- **The problem**: How many lines in the data below include the word "JSON"? Respond with the number, nothing more.
Excerpted records Block Start
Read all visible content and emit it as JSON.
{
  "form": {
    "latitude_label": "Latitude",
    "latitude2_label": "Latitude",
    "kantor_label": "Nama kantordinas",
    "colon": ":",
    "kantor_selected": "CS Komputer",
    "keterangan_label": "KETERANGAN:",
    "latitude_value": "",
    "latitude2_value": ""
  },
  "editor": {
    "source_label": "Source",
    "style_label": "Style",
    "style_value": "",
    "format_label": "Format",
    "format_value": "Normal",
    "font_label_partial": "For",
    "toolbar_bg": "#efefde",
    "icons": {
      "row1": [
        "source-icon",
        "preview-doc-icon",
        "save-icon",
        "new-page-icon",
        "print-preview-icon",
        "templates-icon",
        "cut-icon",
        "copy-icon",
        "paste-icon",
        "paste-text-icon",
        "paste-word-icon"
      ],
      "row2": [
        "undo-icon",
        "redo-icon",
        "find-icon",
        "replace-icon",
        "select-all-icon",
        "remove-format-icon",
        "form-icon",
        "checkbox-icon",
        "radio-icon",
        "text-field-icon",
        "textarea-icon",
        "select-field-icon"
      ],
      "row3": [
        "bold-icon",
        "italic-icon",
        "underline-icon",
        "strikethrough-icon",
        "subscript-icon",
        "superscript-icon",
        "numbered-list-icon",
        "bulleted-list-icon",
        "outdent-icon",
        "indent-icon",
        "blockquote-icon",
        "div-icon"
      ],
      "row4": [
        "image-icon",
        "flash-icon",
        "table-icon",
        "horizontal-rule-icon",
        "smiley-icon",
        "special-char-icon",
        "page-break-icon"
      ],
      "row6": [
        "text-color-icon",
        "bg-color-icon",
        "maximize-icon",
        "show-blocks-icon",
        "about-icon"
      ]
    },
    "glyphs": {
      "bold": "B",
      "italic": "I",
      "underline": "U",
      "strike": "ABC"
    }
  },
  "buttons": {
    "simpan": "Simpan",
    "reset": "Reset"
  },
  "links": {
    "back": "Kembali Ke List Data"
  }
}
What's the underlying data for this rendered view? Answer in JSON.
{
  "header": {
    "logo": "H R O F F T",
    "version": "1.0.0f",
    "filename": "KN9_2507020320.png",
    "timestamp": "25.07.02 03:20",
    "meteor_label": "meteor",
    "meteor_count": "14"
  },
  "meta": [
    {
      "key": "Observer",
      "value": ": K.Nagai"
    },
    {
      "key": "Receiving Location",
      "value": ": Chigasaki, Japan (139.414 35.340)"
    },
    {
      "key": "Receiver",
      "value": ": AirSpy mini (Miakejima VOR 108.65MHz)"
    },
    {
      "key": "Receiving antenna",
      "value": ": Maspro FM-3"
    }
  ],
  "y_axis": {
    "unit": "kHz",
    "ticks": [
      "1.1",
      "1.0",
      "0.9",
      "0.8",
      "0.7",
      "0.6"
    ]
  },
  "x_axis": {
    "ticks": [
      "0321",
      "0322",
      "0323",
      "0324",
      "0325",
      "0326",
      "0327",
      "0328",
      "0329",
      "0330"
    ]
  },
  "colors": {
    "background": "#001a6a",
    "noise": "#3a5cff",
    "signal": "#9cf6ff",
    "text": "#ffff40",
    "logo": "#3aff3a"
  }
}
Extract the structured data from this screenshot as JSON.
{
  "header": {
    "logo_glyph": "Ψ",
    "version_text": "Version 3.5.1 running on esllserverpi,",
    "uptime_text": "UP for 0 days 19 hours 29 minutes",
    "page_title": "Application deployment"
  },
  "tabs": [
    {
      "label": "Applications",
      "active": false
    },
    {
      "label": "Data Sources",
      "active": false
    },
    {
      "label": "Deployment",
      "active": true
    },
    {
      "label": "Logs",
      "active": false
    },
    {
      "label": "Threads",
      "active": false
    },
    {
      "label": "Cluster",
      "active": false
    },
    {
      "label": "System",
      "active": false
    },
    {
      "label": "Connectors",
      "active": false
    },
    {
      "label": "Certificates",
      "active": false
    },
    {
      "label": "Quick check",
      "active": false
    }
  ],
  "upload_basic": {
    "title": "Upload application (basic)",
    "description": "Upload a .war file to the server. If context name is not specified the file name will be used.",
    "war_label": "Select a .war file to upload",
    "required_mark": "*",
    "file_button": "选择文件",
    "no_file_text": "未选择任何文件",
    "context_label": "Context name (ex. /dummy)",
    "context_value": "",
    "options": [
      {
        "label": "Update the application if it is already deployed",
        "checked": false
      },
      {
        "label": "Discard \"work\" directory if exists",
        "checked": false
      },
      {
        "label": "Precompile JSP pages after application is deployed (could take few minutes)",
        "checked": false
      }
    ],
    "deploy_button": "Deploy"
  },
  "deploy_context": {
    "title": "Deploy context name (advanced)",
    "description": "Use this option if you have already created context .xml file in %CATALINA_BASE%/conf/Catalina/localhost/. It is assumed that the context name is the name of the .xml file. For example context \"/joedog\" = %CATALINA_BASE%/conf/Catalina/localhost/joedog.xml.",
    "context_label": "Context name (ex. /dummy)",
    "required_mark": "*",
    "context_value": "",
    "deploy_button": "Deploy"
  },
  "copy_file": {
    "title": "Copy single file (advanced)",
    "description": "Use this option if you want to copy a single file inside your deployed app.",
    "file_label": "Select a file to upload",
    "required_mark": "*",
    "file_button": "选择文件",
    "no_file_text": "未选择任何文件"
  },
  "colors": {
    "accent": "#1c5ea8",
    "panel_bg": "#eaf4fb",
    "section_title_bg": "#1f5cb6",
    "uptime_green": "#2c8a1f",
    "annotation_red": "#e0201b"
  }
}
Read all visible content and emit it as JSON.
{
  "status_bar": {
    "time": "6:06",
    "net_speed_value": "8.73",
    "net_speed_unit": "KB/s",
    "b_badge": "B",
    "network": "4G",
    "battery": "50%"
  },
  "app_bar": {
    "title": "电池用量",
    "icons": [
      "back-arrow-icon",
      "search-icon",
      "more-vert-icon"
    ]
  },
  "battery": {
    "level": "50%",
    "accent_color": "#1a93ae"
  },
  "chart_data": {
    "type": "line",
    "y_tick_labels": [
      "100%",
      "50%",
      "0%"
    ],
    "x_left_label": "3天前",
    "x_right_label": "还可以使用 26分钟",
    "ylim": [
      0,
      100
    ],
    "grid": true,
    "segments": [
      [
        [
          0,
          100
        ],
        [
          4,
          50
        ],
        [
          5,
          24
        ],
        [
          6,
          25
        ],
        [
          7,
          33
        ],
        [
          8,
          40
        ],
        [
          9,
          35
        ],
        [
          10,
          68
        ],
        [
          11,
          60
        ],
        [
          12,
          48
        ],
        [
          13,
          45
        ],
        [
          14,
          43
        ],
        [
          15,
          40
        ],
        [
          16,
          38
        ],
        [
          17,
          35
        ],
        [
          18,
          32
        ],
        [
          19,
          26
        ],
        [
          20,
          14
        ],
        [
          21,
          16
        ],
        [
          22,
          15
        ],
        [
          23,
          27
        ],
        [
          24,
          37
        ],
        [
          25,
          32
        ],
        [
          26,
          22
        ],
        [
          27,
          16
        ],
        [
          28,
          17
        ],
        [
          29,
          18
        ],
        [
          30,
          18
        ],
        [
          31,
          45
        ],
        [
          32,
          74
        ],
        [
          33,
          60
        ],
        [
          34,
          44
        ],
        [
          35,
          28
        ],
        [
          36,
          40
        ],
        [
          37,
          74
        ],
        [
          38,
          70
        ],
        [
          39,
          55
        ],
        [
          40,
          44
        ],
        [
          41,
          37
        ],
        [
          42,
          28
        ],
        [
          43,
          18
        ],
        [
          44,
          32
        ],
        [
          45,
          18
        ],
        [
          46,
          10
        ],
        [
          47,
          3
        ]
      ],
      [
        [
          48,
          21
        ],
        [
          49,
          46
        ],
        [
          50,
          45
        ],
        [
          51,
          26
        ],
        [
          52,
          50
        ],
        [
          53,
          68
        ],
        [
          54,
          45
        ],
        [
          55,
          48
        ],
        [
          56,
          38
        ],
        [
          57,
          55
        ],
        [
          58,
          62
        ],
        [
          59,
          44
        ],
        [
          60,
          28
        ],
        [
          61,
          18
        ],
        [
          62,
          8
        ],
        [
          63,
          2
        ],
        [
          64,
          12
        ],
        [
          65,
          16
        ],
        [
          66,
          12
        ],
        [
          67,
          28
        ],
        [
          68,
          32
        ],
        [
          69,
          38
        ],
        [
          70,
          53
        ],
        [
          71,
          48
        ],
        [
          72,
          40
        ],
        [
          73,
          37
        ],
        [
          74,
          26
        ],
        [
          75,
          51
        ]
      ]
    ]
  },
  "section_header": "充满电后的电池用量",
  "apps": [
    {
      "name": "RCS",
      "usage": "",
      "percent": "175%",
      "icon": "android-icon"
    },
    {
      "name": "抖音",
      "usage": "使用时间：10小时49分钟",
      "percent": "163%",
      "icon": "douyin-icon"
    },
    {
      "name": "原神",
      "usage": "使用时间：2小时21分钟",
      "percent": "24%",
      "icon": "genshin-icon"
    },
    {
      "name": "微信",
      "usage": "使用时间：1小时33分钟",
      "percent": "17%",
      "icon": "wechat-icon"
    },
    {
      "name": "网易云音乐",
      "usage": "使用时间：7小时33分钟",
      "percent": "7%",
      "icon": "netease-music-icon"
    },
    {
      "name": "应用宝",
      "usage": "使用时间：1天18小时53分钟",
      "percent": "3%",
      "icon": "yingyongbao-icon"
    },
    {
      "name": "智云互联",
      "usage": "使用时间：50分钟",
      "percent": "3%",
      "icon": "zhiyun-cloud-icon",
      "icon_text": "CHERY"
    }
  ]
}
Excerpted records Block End
- **Answer section**: 4